What is required: Your output should repeat the entries below exactly. It should contain no images.

Dataset rows describing interfaces:
= = = = = = =

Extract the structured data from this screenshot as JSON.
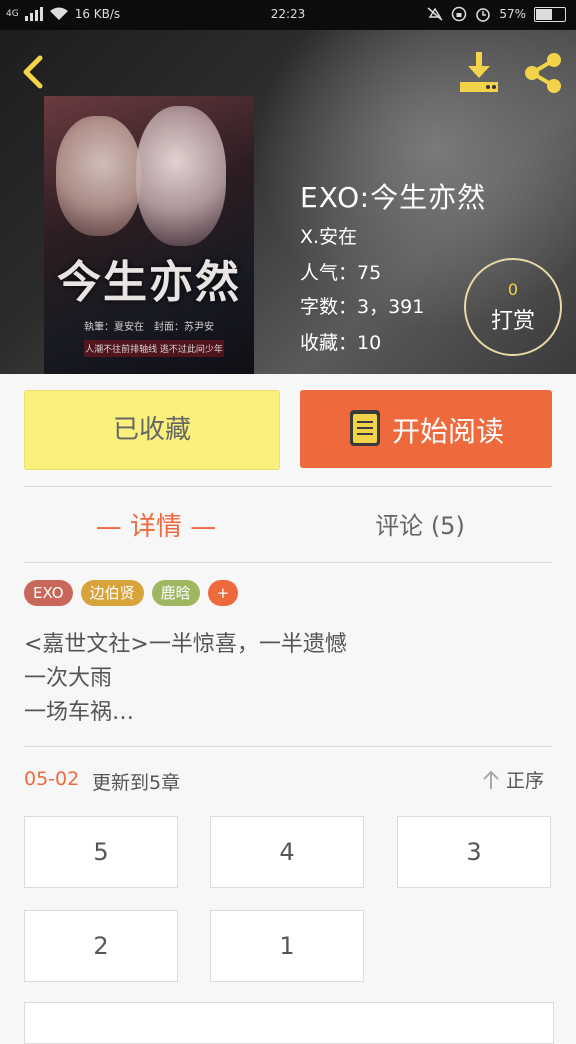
{
  "status_bar": {
    "network": "4G",
    "speed": "16 KB/s",
    "time": "22:23",
    "battery": "57%"
  },
  "header": {
    "back_icon": "chevron-left-icon",
    "download_icon": "download-icon",
    "share_icon": "share-icon",
    "accent_color": "#f3d34a"
  },
  "book": {
    "cover_title": "今生亦然",
    "cover_credit": "執筆：夏安在　封面：苏尹安",
    "cover_tagline": "人潮不往前排轴线  逃不过此间少年",
    "title": "EXO:今生亦然",
    "author": "X.安在",
    "popularity": "人气：75",
    "word_count": "字数：3，391",
    "favorites": "收藏：10",
    "tip": {
      "count": "0",
      "label": "打赏"
    }
  },
  "actions": {
    "favorite_label": "已收藏",
    "read_label": "开始阅读",
    "favorite_color": "#faf17c",
    "read_color": "#ee6a3c"
  },
  "tabs": {
    "detail": "— 详情 —",
    "comments": "评论 (5)"
  },
  "tags": [
    {
      "label": "EXO",
      "color": "#c9675a"
    },
    {
      "label": "边伯贤",
      "color": "#d9a33c"
    },
    {
      "label": "鹿晗",
      "color": "#9fb760"
    },
    {
      "label": "+",
      "color": "#ee6a3c"
    }
  ],
  "description": [
    "<嘉世文社>一半惊喜，一半遗憾",
    "一次大雨",
    "一场车祸…"
  ],
  "chapters_header": {
    "date": "05-02",
    "update_text": "更新到5章",
    "sort_label": "正序"
  },
  "chapters": [
    "5",
    "4",
    "3",
    "2",
    "1"
  ]
}
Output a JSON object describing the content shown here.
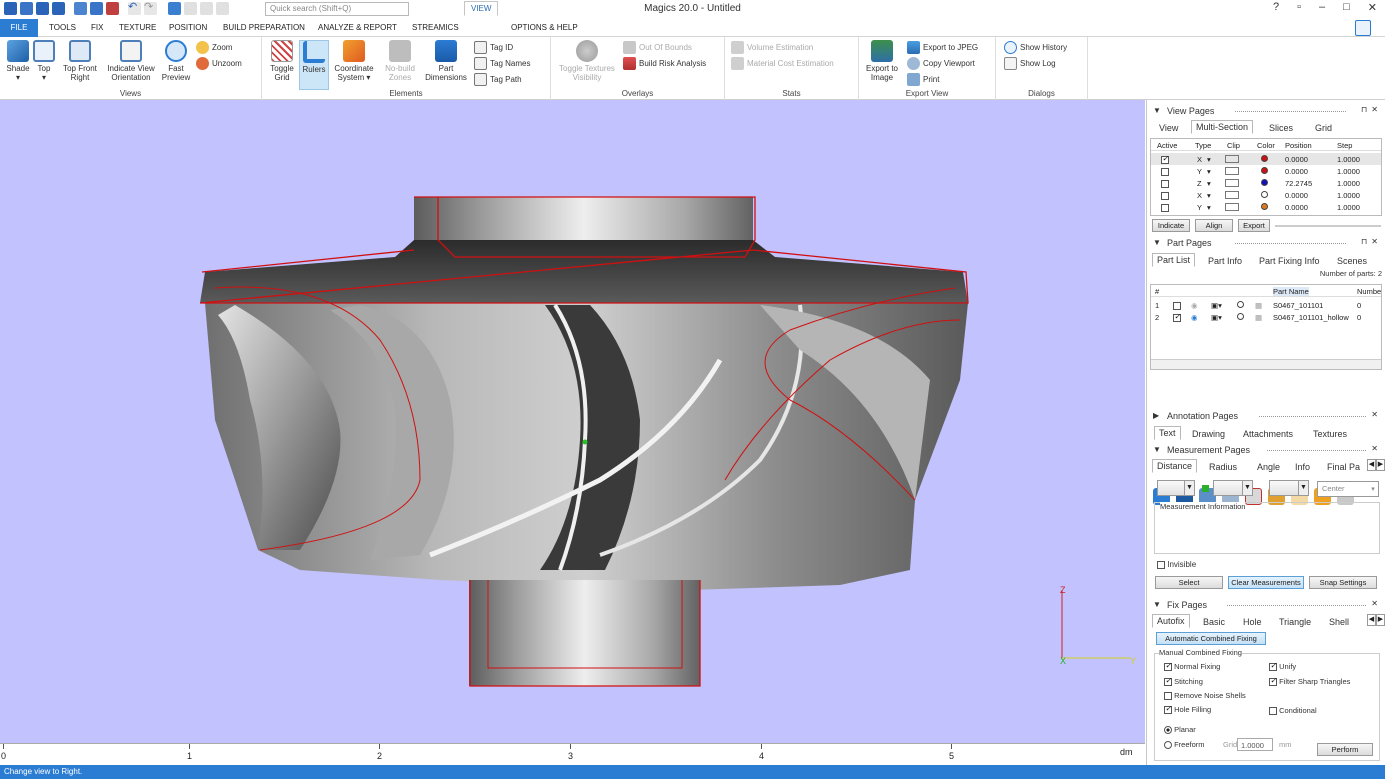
{
  "app": {
    "title": "Magics 20.0 - Untitled",
    "search_placeholder": "Quick search (Shift+Q)"
  },
  "menu": {
    "tabs": [
      "FILE",
      "TOOLS",
      "FIX",
      "TEXTURE",
      "POSITION",
      "BUILD PREPARATION",
      "ANALYZE & REPORT",
      "STREAMICS",
      "VIEW",
      "OPTIONS & HELP"
    ],
    "active": "VIEW"
  },
  "ribbon": {
    "views": {
      "label": "Views",
      "shade": "Shade",
      "top": "Top",
      "top_front_right": "Top Front Right",
      "indicate_view": "Indicate View Orientation",
      "fast_preview": "Fast Preview",
      "zoom": "Zoom",
      "unzoom": "Unzoom"
    },
    "elements": {
      "label": "Elements",
      "toggle_grid": "Toggle Grid",
      "rulers": "Rulers",
      "coordinate_system": "Coordinate System",
      "no_build_zones": "No-build Zones",
      "part_dimensions": "Part Dimensions",
      "tag_id": "Tag ID",
      "tag_names": "Tag Names",
      "tag_path": "Tag Path"
    },
    "overlays": {
      "label": "Overlays",
      "toggle_textures": "Toggle Textures Visibility",
      "out_of_bounds": "Out Of Bounds",
      "build_risk": "Build Risk Analysis"
    },
    "stats": {
      "label": "Stats",
      "volume": "Volume Estimation",
      "material_cost": "Material Cost Estimation"
    },
    "export_view": {
      "label": "Export View",
      "export_image": "Export to Image",
      "export_jpeg": "Export to JPEG",
      "copy_viewport": "Copy Viewport",
      "print": "Print"
    },
    "dialogs": {
      "label": "Dialogs",
      "show_history": "Show History",
      "show_log": "Show Log"
    }
  },
  "ruler": {
    "ticks": [
      "0",
      "1",
      "2",
      "3",
      "4",
      "5"
    ],
    "unit": "dm"
  },
  "axes": {
    "z": "Z",
    "x": "X",
    "y": "Y"
  },
  "status": "Change view to Right.",
  "view_pages": {
    "title": "View Pages",
    "tabs": [
      "View",
      "Multi-Section",
      "Slices",
      "Grid"
    ],
    "active_tab": "Multi-Section",
    "columns": [
      "Active",
      "Type",
      "Clip",
      "Color",
      "Position",
      "Step"
    ],
    "rows": [
      {
        "active": true,
        "type": "X",
        "color": "#d01010",
        "position": "0.0000",
        "step": "1.0000"
      },
      {
        "active": false,
        "type": "Y",
        "color": "#d01010",
        "position": "0.0000",
        "step": "1.0000"
      },
      {
        "active": false,
        "type": "Z",
        "color": "#1010c0",
        "position": "72.2745",
        "step": "1.0000"
      },
      {
        "active": false,
        "type": "X",
        "color": "#ffffff",
        "position": "0.0000",
        "step": "1.0000"
      },
      {
        "active": false,
        "type": "Y",
        "color": "#e07820",
        "position": "0.0000",
        "step": "1.0000"
      }
    ],
    "buttons": [
      "Indicate",
      "Align",
      "Export"
    ]
  },
  "part_pages": {
    "title": "Part Pages",
    "tabs": [
      "Part List",
      "Part Info",
      "Part Fixing Info",
      "Scenes"
    ],
    "active_tab": "Part List",
    "num_parts": "Number of parts: 2",
    "columns": [
      "#",
      "Part Name",
      "Numbe"
    ],
    "rows": [
      {
        "index": "1",
        "checked": false,
        "name": "S0467_101101",
        "num": "0"
      },
      {
        "index": "2",
        "checked": true,
        "name": "S0467_101101_hollow",
        "num": "0"
      }
    ]
  },
  "annotation_pages": {
    "title": "Annotation Pages",
    "tabs": [
      "Text",
      "Drawing",
      "Attachments",
      "Textures"
    ],
    "active_tab": "Text"
  },
  "measurement_pages": {
    "title": "Measurement Pages",
    "tabs": [
      "Distance",
      "Radius",
      "Angle",
      "Info",
      "Final Pa"
    ],
    "active_tab": "Distance",
    "snap": "Center",
    "info_label": "Measurement Information",
    "invisible": "Invisible",
    "buttons": [
      "Select",
      "Clear Measurements",
      "Snap Settings"
    ]
  },
  "fix_pages": {
    "title": "Fix Pages",
    "tabs": [
      "Autofix",
      "Basic",
      "Hole",
      "Triangle",
      "Shell"
    ],
    "active_tab": "Autofix",
    "auto_button": "Automatic Combined Fixing",
    "manual_label": "Manual Combined Fixing",
    "options_left": [
      {
        "label": "Normal Fixing",
        "checked": true
      },
      {
        "label": "Stitching",
        "checked": true
      },
      {
        "label": "Remove Noise Shells",
        "checked": false
      },
      {
        "label": "Hole Filling",
        "checked": true
      }
    ],
    "options_right": [
      {
        "label": "Unify",
        "checked": true
      },
      {
        "label": "Filter Sharp Triangles",
        "checked": true
      },
      {
        "label": "Conditional",
        "checked": false
      }
    ],
    "planar": "Planar",
    "freeform": "Freeform",
    "grid_label": "Grid",
    "grid_value": "1.0000",
    "grid_unit": "mm",
    "perform": "Perform"
  }
}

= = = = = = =

Answer box:
Extract the structured data from this screenshot as JSON.
{
  "status_bar": {
    "network": "4G",
    "speed": "16 KB/s",
    "time": "22:23",
    "battery": "57%"
  },
  "header": {
    "back_icon": "chevron-left-icon",
    "download_icon": "download-icon",
    "share_icon": "share-icon",
    "accent_color": "#f3d34a"
  },
  "book": {
    "cover_title": "今生亦然",
    "cover_credit": "執筆：夏安在　封面：苏尹安",
    "cover_tagline": "人潮不往前排轴线  逃不过此间少年",
    "title": "EXO:今生亦然",
    "author": "X.安在",
    "popularity": "人气：75",
    "word_count": "字数：3，391",
    "favorites": "收藏：10",
    "tip": {
      "count": "0",
      "label": "打赏"
    }
  },
  "actions": {
    "favorite_label": "已收藏",
    "read_label": "开始阅读",
    "favorite_color": "#faf17c",
    "read_color": "#ee6a3c"
  },
  "tabs": {
    "detail": "— 详情 —",
    "comments": "评论 (5)"
  },
  "tags": [
    {
      "label": "EXO",
      "color": "#c9675a"
    },
    {
      "label": "边伯贤",
      "color": "#d9a33c"
    },
    {
      "label": "鹿晗",
      "color": "#9fb760"
    },
    {
      "label": "+",
      "color": "#ee6a3c"
    }
  ],
  "description": [
    "<嘉世文社>一半惊喜，一半遗憾",
    "一次大雨",
    "一场车祸…"
  ],
  "chapters_header": {
    "date": "05-02",
    "update_text": "更新到5章",
    "sort_label": "正序"
  },
  "chapters": [
    "5",
    "4",
    "3",
    "2",
    "1"
  ]
}
Output a JSON object describing the content shown here.
{
  "app": {
    "title": "Magics 20.0 - Untitled",
    "search_placeholder": "Quick search (Shift+Q)"
  },
  "menu": {
    "tabs": [
      "FILE",
      "TOOLS",
      "FIX",
      "TEXTURE",
      "POSITION",
      "BUILD PREPARATION",
      "ANALYZE & REPORT",
      "STREAMICS",
      "VIEW",
      "OPTIONS & HELP"
    ],
    "active": "VIEW"
  },
  "ribbon": {
    "views": {
      "label": "Views",
      "shade": "Shade",
      "top": "Top",
      "top_front_right": "Top Front Right",
      "indicate_view": "Indicate View Orientation",
      "fast_preview": "Fast Preview",
      "zoom": "Zoom",
      "unzoom": "Unzoom"
    },
    "elements": {
      "label": "Elements",
      "toggle_grid": "Toggle Grid",
      "rulers": "Rulers",
      "coordinate_system": "Coordinate System",
      "no_build_zones": "No-build Zones",
      "part_dimensions": "Part Dimensions",
      "tag_id": "Tag ID",
      "tag_names": "Tag Names",
      "tag_path": "Tag Path"
    },
    "overlays": {
      "label": "Overlays",
      "toggle_textures": "Toggle Textures Visibility",
      "out_of_bounds": "Out Of Bounds",
      "build_risk": "Build Risk Analysis"
    },
    "stats": {
      "label": "Stats",
      "volume": "Volume Estimation",
      "material_cost": "Material Cost Estimation"
    },
    "export_view": {
      "label": "Export View",
      "export_image": "Export to Image",
      "export_jpeg": "Export to JPEG",
      "copy_viewport": "Copy Viewport",
      "print": "Print"
    },
    "dialogs": {
      "label": "Dialogs",
      "show_history": "Show History",
      "show_log": "Show Log"
    }
  },
  "ruler": {
    "ticks": [
      "0",
      "1",
      "2",
      "3",
      "4",
      "5"
    ],
    "unit": "dm"
  },
  "axes": {
    "z": "Z",
    "x": "X",
    "y": "Y"
  },
  "status": "Change view to Right.",
  "view_pages": {
    "title": "View Pages",
    "tabs": [
      "View",
      "Multi-Section",
      "Slices",
      "Grid"
    ],
    "active_tab": "Multi-Section",
    "columns": [
      "Active",
      "Type",
      "Clip",
      "Color",
      "Position",
      "Step"
    ],
    "rows": [
      {
        "active": true,
        "type": "X",
        "color": "#d01010",
        "position": "0.0000",
        "step": "1.0000"
      },
      {
        "active": false,
        "type": "Y",
        "color": "#d01010",
        "position": "0.0000",
        "step": "1.0000"
      },
      {
        "active": false,
        "type": "Z",
        "color": "#1010c0",
        "position": "72.2745",
        "step": "1.0000"
      },
      {
        "active": false,
        "type": "X",
        "color": "#ffffff",
        "position": "0.0000",
        "step": "1.0000"
      },
      {
        "active": false,
        "type": "Y",
        "color": "#e07820",
        "position": "0.0000",
        "step": "1.0000"
      }
    ],
    "buttons": [
      "Indicate",
      "Align",
      "Export"
    ]
  },
  "part_pages": {
    "title": "Part Pages",
    "tabs": [
      "Part List",
      "Part Info",
      "Part Fixing Info",
      "Scenes"
    ],
    "active_tab": "Part List",
    "num_parts": "Number of parts: 2",
    "columns": [
      "#",
      "Part Name",
      "Numbe"
    ],
    "rows": [
      {
        "index": "1",
        "checked": false,
        "name": "S0467_101101",
        "num": "0"
      },
      {
        "index": "2",
        "checked": true,
        "name": "S0467_101101_hollow",
        "num": "0"
      }
    ]
  },
  "annotation_pages": {
    "title": "Annotation Pages",
    "tabs": [
      "Text",
      "Drawing",
      "Attachments",
      "Textures"
    ],
    "active_tab": "Text"
  },
  "measurement_pages": {
    "title": "Measurement Pages",
    "tabs": [
      "Distance",
      "Radius",
      "Angle",
      "Info",
      "Final Pa"
    ],
    "active_tab": "Distance",
    "snap": "Center",
    "info_label": "Measurement Information",
    "invisible": "Invisible",
    "buttons": [
      "Select",
      "Clear Measurements",
      "Snap Settings"
    ]
  },
  "fix_pages": {
    "title": "Fix Pages",
    "tabs": [
      "Autofix",
      "Basic",
      "Hole",
      "Triangle",
      "Shell"
    ],
    "active_tab": "Autofix",
    "auto_button": "Automatic Combined Fixing",
    "manual_label": "Manual Combined Fixing",
    "options_left": [
      {
        "label": "Normal Fixing",
        "checked": true
      },
      {
        "label": "Stitching",
        "checked": true
      },
      {
        "label": "Remove Noise Shells",
        "checked": false
      },
      {
        "label": "Hole Filling",
        "checked": true
      }
    ],
    "options_right": [
      {
        "label": "Unify",
        "checked": true
      },
      {
        "label": "Filter Sharp Triangles",
        "checked": true
      },
      {
        "label": "Conditional",
        "checked": false
      }
    ],
    "planar": "Planar",
    "freeform": "Freeform",
    "grid_label": "Grid",
    "grid_value": "1.0000",
    "grid_unit": "mm",
    "perform": "Perform"
  }
}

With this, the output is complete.